End of the line for Newsweek
Newsweek magazine ended almost 80 years in print on Tuesday with its issue dated December 31 showing a full-page black and white photo of its former Manhattan office building and the hash-tagged headline #LastPrintIssue.
The venerable magazine vacated the offices many years ago, but the headline on the final cover with its subtle reference to Twitter seemed to provide the forward-looking aspect of the transition to an all-digital format.
Newsweek announced its decision to scrap its print edition on October 18 following reports that the company was losing millions of dollars annually. Once a top magazine in the US media landscape, the magazine provided weekly news analysis for generations of Americans. But since 2005, its circulation dropped by about half to 1.5 million and advertising pages plunged more than 80 per cent.
The all-digital publication will be named Newsweek Global and will be a single, worldwide edition targeting a “highly mobile, opinion-leading audience who want to learn about world events in a sophisticated context,” Newsweek said.
Newsweek Global will require readers to pay a subscription fee of about 25 dollar annually or 5 dollars per individual copy. It will be available through e-readers for both tablet and the Web, with select content available on The Daily Beast.
Tina Brown, editor of the magazine, is also the editor of the Daily Beast, which is controlled by IAC/Interactive Corporation. Currently, the joint operation attracts 19 million online visitors each month, which the company expects will grow as consumers continue to move to digital devices.
“We are transitioning Newsweek, not saying goodbye to it,” Brown wrote. “We remain committed to Newsweek and to the journalism that it represents. This decision is not about the quality of the brand or the journalism - that is as powerful as ever. It is about the challenging economics of print publishing and distribution.”
Christopher Sterling, emeritus professor of media and public affairs at George Washington University, said he does not think the transition can save the weekly magazine, which has been losing its foothold and relevance in the 24/7 news cycle.
“I can't see how the Newsweek brand will make it amidst all the competition that's online,” Sterling said.
But Newsweek is not the only legacy news magazine disappearing. Sterling called the trend of traditional news outlets going under “systematic” as they struggle to reinvent themselves in the digital era.

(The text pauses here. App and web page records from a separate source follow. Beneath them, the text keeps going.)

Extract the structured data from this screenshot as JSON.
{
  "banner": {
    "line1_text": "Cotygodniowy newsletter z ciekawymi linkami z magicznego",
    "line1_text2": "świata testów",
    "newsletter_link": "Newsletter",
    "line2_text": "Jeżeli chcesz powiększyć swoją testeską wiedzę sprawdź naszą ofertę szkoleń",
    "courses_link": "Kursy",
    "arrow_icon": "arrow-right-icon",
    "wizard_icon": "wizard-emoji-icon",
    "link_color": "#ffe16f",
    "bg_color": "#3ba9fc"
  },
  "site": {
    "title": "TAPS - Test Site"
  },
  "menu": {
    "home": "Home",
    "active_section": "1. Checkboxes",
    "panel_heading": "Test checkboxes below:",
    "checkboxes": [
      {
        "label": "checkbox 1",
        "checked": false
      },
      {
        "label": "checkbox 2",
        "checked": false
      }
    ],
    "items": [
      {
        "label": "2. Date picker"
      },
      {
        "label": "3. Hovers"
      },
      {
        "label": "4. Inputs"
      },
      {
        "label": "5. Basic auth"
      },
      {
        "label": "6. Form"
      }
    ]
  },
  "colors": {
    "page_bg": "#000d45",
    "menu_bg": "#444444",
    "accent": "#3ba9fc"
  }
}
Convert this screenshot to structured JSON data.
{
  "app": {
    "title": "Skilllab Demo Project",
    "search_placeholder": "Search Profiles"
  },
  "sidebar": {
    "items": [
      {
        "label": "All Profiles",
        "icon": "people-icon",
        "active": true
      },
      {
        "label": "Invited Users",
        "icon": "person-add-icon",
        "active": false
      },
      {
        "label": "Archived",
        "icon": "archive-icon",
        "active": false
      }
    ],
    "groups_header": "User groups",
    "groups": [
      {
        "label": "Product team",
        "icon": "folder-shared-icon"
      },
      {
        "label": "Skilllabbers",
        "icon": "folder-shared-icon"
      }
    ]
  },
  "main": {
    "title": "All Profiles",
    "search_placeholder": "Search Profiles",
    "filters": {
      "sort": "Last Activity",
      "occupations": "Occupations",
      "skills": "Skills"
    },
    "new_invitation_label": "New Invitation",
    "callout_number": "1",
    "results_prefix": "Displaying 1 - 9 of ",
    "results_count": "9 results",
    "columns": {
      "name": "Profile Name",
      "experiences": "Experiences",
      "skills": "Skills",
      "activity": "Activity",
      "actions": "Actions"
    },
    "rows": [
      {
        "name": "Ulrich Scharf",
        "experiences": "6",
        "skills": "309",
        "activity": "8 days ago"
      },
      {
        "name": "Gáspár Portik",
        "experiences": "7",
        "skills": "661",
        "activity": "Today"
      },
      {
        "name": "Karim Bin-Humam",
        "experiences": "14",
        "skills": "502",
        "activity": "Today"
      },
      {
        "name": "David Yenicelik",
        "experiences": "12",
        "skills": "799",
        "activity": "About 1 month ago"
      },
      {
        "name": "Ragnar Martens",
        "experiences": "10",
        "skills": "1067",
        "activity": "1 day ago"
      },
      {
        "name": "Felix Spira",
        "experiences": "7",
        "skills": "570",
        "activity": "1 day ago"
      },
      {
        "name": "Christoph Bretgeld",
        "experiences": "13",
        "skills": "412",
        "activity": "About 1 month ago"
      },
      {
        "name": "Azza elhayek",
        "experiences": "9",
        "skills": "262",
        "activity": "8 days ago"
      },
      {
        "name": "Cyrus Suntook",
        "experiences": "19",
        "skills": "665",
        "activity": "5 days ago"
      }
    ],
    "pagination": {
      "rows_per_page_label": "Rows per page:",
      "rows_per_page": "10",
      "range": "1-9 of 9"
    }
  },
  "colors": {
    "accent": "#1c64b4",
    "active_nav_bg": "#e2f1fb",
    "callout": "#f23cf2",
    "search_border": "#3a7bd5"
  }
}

“Magazines are getting thinner and thinner,” Sterling told dpa. “It's like watching a friend die.” - Sapa-dpa